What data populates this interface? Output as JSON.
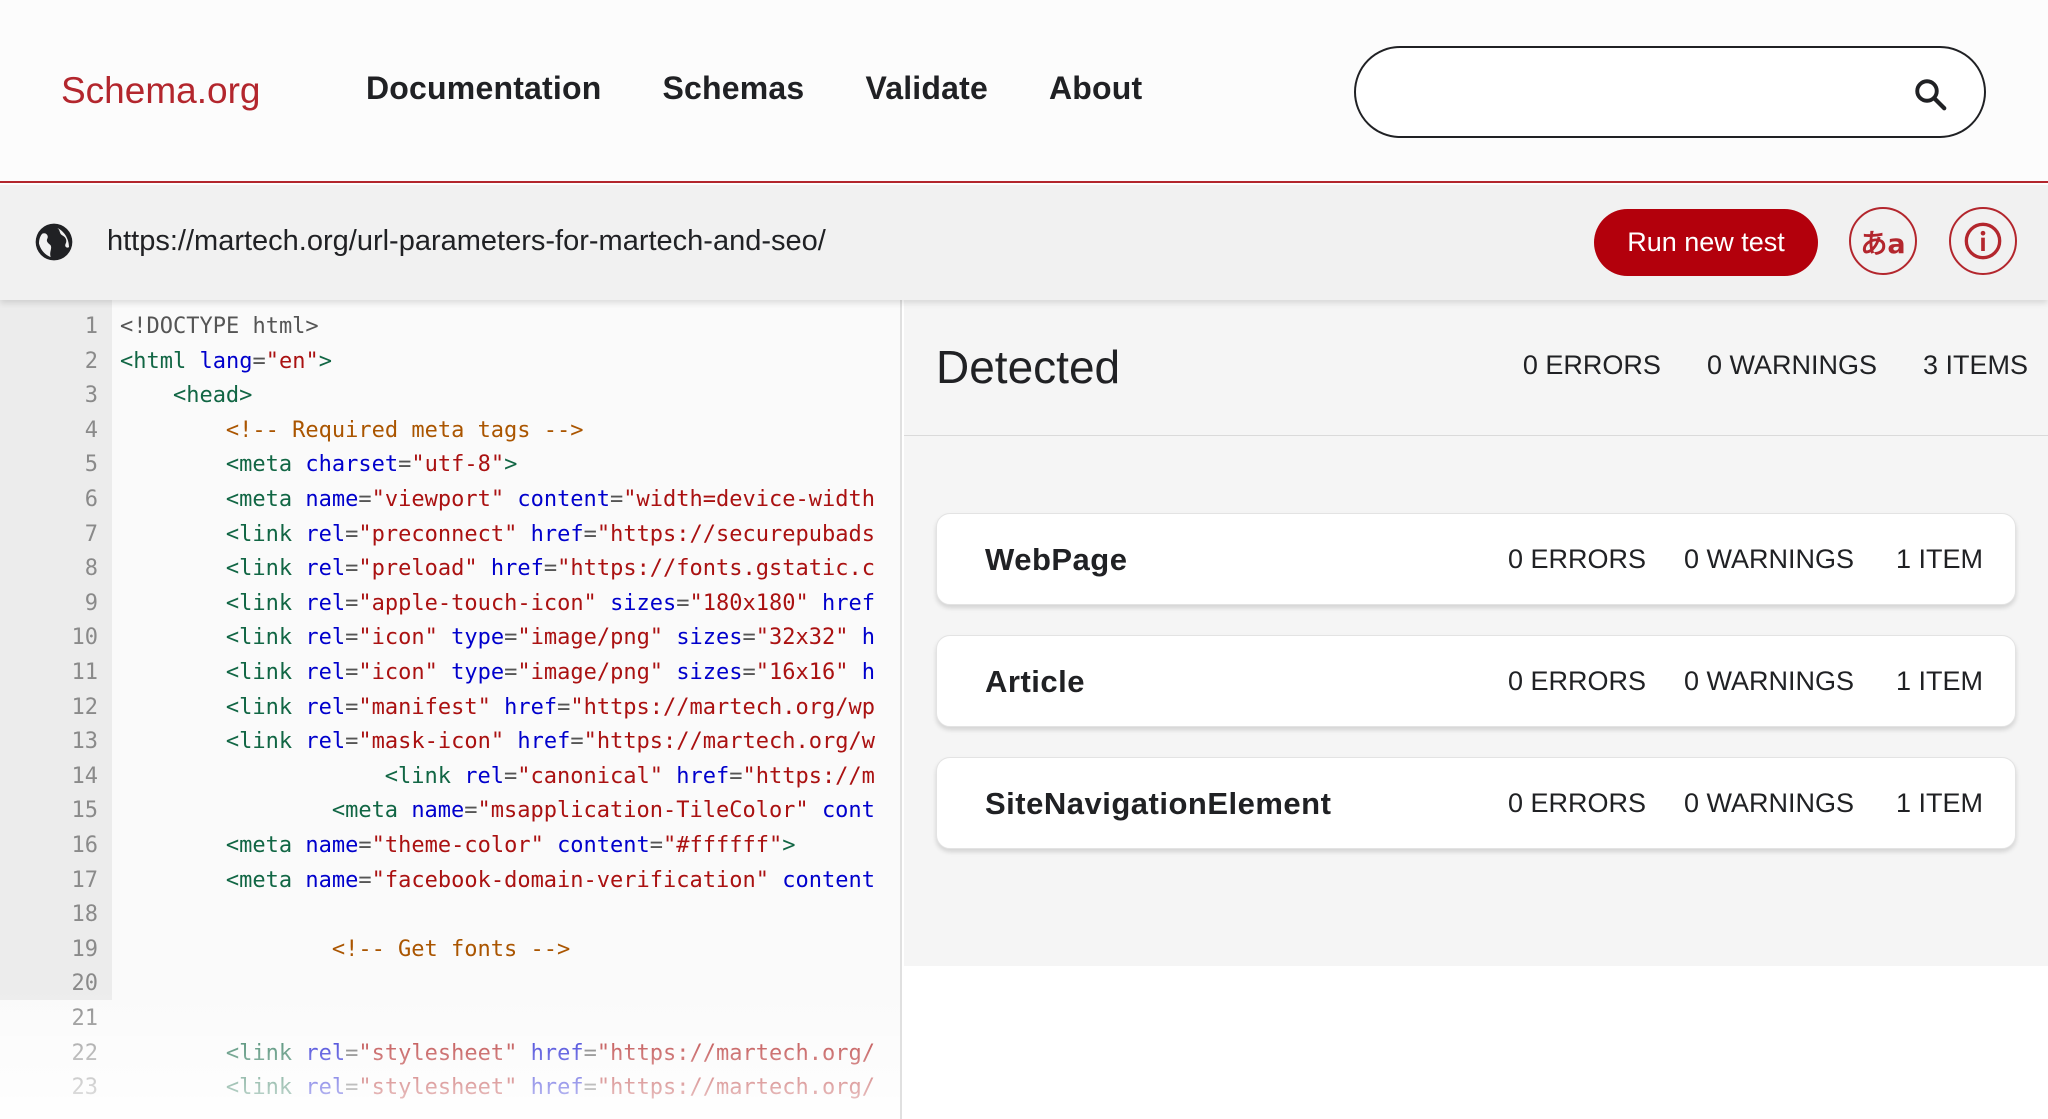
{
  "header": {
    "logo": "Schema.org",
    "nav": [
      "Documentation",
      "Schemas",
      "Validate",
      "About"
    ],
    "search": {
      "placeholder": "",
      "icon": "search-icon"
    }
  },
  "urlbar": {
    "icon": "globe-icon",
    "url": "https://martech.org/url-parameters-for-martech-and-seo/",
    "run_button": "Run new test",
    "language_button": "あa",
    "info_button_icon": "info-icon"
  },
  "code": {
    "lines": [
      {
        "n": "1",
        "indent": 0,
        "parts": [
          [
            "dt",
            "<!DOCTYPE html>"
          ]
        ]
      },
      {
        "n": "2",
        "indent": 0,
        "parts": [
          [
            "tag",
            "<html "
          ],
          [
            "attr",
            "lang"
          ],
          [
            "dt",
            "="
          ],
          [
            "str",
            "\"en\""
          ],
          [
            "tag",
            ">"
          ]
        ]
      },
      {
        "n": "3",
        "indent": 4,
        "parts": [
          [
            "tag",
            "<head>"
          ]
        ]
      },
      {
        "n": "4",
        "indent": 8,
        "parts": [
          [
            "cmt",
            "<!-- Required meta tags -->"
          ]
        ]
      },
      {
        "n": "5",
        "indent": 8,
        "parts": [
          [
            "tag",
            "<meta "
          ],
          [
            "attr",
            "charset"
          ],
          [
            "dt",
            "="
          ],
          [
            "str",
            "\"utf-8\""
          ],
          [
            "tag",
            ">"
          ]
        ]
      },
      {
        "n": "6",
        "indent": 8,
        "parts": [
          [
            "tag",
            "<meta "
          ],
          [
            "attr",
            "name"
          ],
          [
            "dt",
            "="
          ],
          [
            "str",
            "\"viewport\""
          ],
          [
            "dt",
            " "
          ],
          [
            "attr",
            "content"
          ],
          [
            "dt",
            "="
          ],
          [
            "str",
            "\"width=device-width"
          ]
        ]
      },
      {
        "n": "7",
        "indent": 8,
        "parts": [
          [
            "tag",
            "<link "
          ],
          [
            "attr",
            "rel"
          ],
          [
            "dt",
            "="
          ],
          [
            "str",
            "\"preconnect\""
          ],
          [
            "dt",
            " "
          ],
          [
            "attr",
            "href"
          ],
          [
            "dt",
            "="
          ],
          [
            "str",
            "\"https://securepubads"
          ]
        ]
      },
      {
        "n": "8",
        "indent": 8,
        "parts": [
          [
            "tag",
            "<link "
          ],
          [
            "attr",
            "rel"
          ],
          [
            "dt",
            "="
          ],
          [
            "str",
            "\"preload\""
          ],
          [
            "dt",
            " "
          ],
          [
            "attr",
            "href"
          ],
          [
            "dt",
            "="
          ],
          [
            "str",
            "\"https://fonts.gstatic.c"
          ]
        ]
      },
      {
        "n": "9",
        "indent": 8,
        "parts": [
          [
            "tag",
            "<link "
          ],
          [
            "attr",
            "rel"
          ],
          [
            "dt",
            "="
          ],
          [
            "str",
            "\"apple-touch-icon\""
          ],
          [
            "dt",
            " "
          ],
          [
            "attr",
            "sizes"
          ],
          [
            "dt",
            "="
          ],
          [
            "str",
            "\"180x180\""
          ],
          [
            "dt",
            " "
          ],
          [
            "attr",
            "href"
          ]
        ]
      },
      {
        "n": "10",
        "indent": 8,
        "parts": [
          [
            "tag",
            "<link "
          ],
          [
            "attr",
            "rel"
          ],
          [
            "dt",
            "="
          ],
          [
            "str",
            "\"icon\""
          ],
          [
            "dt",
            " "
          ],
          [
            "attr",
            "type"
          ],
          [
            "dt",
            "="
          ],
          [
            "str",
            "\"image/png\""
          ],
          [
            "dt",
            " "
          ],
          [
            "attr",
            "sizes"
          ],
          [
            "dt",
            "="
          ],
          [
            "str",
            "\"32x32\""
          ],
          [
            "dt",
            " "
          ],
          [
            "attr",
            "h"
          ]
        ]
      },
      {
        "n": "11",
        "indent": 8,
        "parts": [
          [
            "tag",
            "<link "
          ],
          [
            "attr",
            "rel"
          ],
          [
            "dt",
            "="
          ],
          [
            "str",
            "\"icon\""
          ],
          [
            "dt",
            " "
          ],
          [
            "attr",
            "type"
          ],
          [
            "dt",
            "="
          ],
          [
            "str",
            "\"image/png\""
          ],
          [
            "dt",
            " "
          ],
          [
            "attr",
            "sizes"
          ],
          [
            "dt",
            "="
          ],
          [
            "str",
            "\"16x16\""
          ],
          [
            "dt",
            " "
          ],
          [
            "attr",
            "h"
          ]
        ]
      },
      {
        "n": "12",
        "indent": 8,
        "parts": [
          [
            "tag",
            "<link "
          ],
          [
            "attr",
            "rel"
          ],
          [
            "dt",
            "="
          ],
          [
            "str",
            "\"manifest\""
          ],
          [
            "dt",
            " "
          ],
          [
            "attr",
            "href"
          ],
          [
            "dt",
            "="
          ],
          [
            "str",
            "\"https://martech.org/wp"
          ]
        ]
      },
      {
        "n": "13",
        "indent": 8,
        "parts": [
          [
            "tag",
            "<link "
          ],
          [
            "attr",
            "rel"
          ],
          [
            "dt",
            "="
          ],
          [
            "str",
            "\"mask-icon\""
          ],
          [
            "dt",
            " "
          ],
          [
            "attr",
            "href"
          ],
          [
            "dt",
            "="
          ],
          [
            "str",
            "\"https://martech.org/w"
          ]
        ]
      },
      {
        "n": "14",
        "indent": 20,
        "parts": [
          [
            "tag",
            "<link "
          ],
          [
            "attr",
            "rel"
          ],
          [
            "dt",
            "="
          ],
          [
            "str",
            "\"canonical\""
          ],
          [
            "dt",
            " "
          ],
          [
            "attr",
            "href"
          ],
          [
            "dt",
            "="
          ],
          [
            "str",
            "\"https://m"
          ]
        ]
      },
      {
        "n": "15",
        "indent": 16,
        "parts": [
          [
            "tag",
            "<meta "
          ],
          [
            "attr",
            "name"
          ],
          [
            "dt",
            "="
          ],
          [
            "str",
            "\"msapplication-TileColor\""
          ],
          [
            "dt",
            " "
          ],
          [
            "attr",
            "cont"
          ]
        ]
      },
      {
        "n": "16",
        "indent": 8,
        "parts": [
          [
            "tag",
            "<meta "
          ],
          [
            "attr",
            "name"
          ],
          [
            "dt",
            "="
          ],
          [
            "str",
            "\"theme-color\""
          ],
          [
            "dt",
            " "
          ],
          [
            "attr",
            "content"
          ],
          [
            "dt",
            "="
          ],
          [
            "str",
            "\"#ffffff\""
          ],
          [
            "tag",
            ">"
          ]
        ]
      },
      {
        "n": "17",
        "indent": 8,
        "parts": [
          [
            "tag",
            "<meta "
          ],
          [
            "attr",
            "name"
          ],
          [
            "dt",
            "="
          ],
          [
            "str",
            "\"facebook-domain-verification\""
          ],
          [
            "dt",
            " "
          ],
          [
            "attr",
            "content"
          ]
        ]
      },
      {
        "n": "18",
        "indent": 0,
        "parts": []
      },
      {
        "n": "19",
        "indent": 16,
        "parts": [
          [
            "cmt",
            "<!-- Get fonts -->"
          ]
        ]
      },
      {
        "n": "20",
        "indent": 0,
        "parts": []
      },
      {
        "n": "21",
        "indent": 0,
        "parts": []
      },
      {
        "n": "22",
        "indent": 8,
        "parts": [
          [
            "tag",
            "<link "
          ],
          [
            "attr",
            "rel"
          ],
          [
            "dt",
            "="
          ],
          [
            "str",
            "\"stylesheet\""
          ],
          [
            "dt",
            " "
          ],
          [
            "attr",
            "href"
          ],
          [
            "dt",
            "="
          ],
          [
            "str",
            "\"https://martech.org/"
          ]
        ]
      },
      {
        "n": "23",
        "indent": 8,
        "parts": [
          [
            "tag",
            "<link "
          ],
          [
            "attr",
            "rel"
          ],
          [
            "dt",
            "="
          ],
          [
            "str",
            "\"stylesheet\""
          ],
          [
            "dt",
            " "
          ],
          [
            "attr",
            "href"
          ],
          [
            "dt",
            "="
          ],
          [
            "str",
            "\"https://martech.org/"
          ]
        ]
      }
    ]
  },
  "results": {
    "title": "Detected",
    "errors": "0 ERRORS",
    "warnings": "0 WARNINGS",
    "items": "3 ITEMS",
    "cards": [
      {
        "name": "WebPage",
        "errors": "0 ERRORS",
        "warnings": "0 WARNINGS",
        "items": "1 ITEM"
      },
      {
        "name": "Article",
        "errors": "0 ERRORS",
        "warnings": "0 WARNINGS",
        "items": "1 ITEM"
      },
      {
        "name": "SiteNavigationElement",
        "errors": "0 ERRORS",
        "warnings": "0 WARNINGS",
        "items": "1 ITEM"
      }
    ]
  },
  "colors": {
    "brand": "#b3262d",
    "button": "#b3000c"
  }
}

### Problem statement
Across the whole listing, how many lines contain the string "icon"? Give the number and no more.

### Solution to this exercise
7